■ **HOW TO COMPLETE THIS TASK**: Filter the records below and copy every line containing the word "patients".

(Web page and app entries)
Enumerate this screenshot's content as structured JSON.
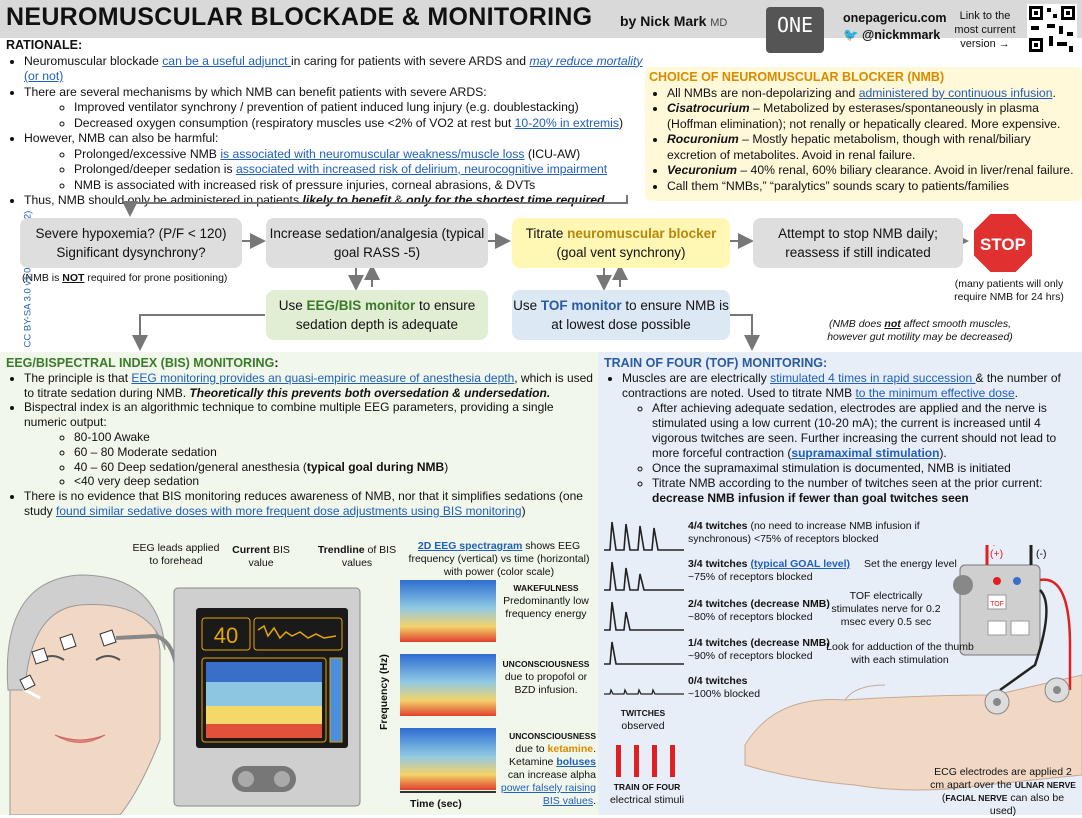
{
  "header": {
    "title": "NEUROMUSCULAR BLOCKADE & MONITORING",
    "by": "by Nick Mark",
    "md": "MD",
    "logo": "ONE",
    "site": "onepagericu.com",
    "twitter": "@nickmmark",
    "link_text": "Link to the most current version →"
  },
  "license": "CC BY-SA 3.0 v1.0 (2021-11-02)",
  "rationale": {
    "heading": "RATIONALE:",
    "b1_pre": "Neuromuscular blockade ",
    "b1_link": "can be a useful adjunct ",
    "b1_mid": "in caring for patients with severe ARDS and ",
    "b1_link2": "may reduce mortality",
    "b1_link3": "(or not)",
    "b2": "There are several mechanisms by which NMB can benefit patients with severe ARDS:",
    "b2a": "Improved ventilator synchrony / prevention of patient induced lung injury (e.g. doublestacking)",
    "b2b_pre": "Decreased oxygen consumption (respiratory muscles use <2% of VO2 at rest but ",
    "b2b_link": "10-20% in extremis",
    "b2b_post": ")",
    "b3": "However, NMB can also be harmful:",
    "b3a_pre": "Prolonged/excessive NMB ",
    "b3a_link": "is associated with neuromuscular weakness/muscle loss",
    "b3a_post": " (ICU-AW)",
    "b3b_pre": "Prolonged/deeper sedation is ",
    "b3b_link": "associated with increased risk of delirium, neurocognitive impairment",
    "b3c": "NMB is associated with increased risk of pressure injuries, corneal abrasions, & DVTs",
    "b4_pre": "Thus, NMB should only be administered in patients ",
    "b4_em1": "likely to benefit",
    "b4_mid": " & ",
    "b4_em2": "only for the shortest time required",
    "b4_post": "."
  },
  "nmb_choice": {
    "heading": "CHOICE OF NEUROMUSCULAR BLOCKER (NMB)",
    "i1_pre": "All NMBs are non-depolarizing and ",
    "i1_link": "administered by continuous infusion",
    "i1_post": ".",
    "i2_name": "Cisatrocurium",
    "i2_text": " – Metabolized by esterases/spontaneously in plasma (Hoffman elimination); not renally or hepatically cleared. More expensive.",
    "i3_name": "Rocuronium",
    "i3_text": " – Mostly hepatic metabolism, though with renal/biliary excretion of metabolites. Avoid in renal failure.",
    "i4_name": "Vecuronium",
    "i4_text": " – 40% renal, 60% biliary clearance. Avoid in liver/renal failure.",
    "i5": "Call them “NMBs,” “paralytics” sounds scary to patients/families"
  },
  "flow": {
    "box1": "Severe hypoxemia? (P/F < 120) Significant dysynchrony?",
    "box1_note_pre": "(NMB is ",
    "box1_note_em": "NOT",
    "box1_note_post": " required for prone positioning)",
    "box2": "Increase sedation/analgesia (typical goal RASS -5)",
    "box3_pre": "Titrate ",
    "box3_em": "neuromuscular blocker",
    "box3_post": " (goal vent synchrony)",
    "box4": "Attempt to stop NMB daily; reassess if still indicated",
    "stop": "STOP",
    "stop_note": "(many patients will only require NMB for 24 hrs)",
    "eeg_pre": "Use ",
    "eeg_em": "EEG/BIS monitor",
    "eeg_post": " to ensure sedation depth is adequate",
    "tof_pre": "Use ",
    "tof_em": "TOF monitor",
    "tof_post": " to ensure NMB is at lowest dose possible",
    "smooth_pre": "(NMB does ",
    "smooth_em": "not",
    "smooth_post": " affect smooth muscles, however gut motility may be decreased)"
  },
  "eeg": {
    "heading": "EEG/BISPECTRAL INDEX (BIS) MONITORING",
    "p1_pre": "The principle is that ",
    "p1_link": "EEG monitoring provides an quasi-empiric measure of anesthesia depth",
    "p1_mid": ", which is used to titrate sedation during NMB. ",
    "p1_em": "Theoretically this prevents both oversedation & undersedation.",
    "p2": "Bispectral index is an algorithmic technique to combine multiple EEG parameters, providing a single numeric output:",
    "r1": "80-100 Awake",
    "r2": "60 – 80 Moderate sedation",
    "r3_pre": "40 – 60 Deep sedation/general anesthesia (",
    "r3_em": "typical goal during NMB",
    "r3_post": ")",
    "r4": "<40 very deep sedation",
    "p3": "There is no evidence that BIS monitoring reduces awareness of NMB, nor that it simplifies sedations (one study ",
    "p3_link": "found similar sedative doses with more frequent dose adjustments using BIS monitoring",
    "p3_post": ")",
    "lbl_leads": "EEG leads applied to forehead",
    "lbl_current_em": "Current",
    "lbl_current": " BIS value",
    "lbl_trend_em": "Trendline",
    "lbl_trend": " of BIS values",
    "bis_value": "40",
    "spec_link": "2D EEG spectragram",
    "spec_desc": " shows EEG frequency (vertical) vs time (horizontal) with power (color scale)",
    "wake_head": "WAKEFULNESS",
    "wake_text": "Predominantly low frequency energy",
    "unc1_head": "UNCONSCIOUSNESS",
    "unc1_text": "due to propofol or BZD infusion.",
    "unc2_head": "UNCONSCIOUSNESS",
    "unc2_pre": "due to ",
    "unc2_em": "ketamine",
    "unc2_mid": ". Ketamine ",
    "unc2_link": "boluses",
    "unc2_text": " can increase alpha ",
    "unc2_link2": "power falsely raising BIS values",
    "unc2_post": ".",
    "axis_y": "Frequency (Hz)",
    "axis_x": "Time (sec)"
  },
  "tof": {
    "heading": "TRAIN OF FOUR (TOF) MONITORING:",
    "p1_pre": "Muscles are are electrically ",
    "p1_link": "stimulated 4 times in rapid succession ",
    "p1_mid": "& the number of contractions are noted. Used to titrate NMB ",
    "p1_link2": "to the minimum effective dose",
    "p1_post": ".",
    "s1": "After achieving adequate sedation, electrodes are applied and the nerve is stimulated using a low current (10-20 mA); the current is increased until 4 vigorous twitches are seen. Further increasing the current should not lead to more forceful contraction (",
    "s1_link": "supramaximal stimulation",
    "s1_post": ").",
    "s2": "Once the supramaximal stimulation is documented, NMB is initiated",
    "s3": "Titrate NMB according to the number of twitches seen at the prior current:",
    "s3_em": "decrease NMB infusion if fewer than goal twitches seen",
    "t4_head": "4/4 twitches",
    "t4_text": " (no need to increase NMB infusion if synchronous) <75% of receptors blocked",
    "t3_head": "3/4 twitches",
    "t3_link": "(typical GOAL level)",
    "t3_text": "~75% of receptors blocked",
    "t2_head": "2/4 twitches",
    "t2_em": "(decrease NMB)",
    "t2_text": "~80% of receptors blocked",
    "t1_head": "1/4 twitches",
    "t1_em": "(decrease NMB)",
    "t1_text": "~90% of receptors blocked",
    "t0_head": "0/4 twitches",
    "t0_text": "~100% blocked",
    "twitch_obs_head": "TWITCHES",
    "twitch_obs": "observed",
    "tof_stim_head": "TRAIN OF FOUR",
    "tof_stim": "electrical stimuli",
    "energy": "Set the energy level",
    "tof_elec": "TOF electrically stimulates nerve for 0.2 msec every 0.5 sec",
    "thumb": "Look for adduction of the thumb with each stimulation",
    "plus": "(+)",
    "minus": "(-)",
    "ecg_pre": "ECG electrodes are applied 2 cm apart over the ",
    "ecg_em": "ULNAR NERVE",
    "ecg_post_pre": " (",
    "ecg_em2": "FACIAL NERVE",
    "ecg_post": " can also be used)",
    "device_tof": "TOF"
  },
  "colors": {
    "accent_orange": "#d98b00",
    "link_blue": "#1f5fbf",
    "stop_red": "#e03030"
  }
}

■ **TASK RESULT**:
    "b1_mid": "in caring for patients with severe ARDS and ",
    "b2": "There are several mechanisms by which NMB can benefit patients with severe ARDS:",
    "b4_pre": "Thus, NMB should only be administered in patients ",
    "i5": "Call them “NMBs,” “paralytics” sounds scary to patients/families"
    "stop_note": "(many patients will only require NMB for 24 hrs)",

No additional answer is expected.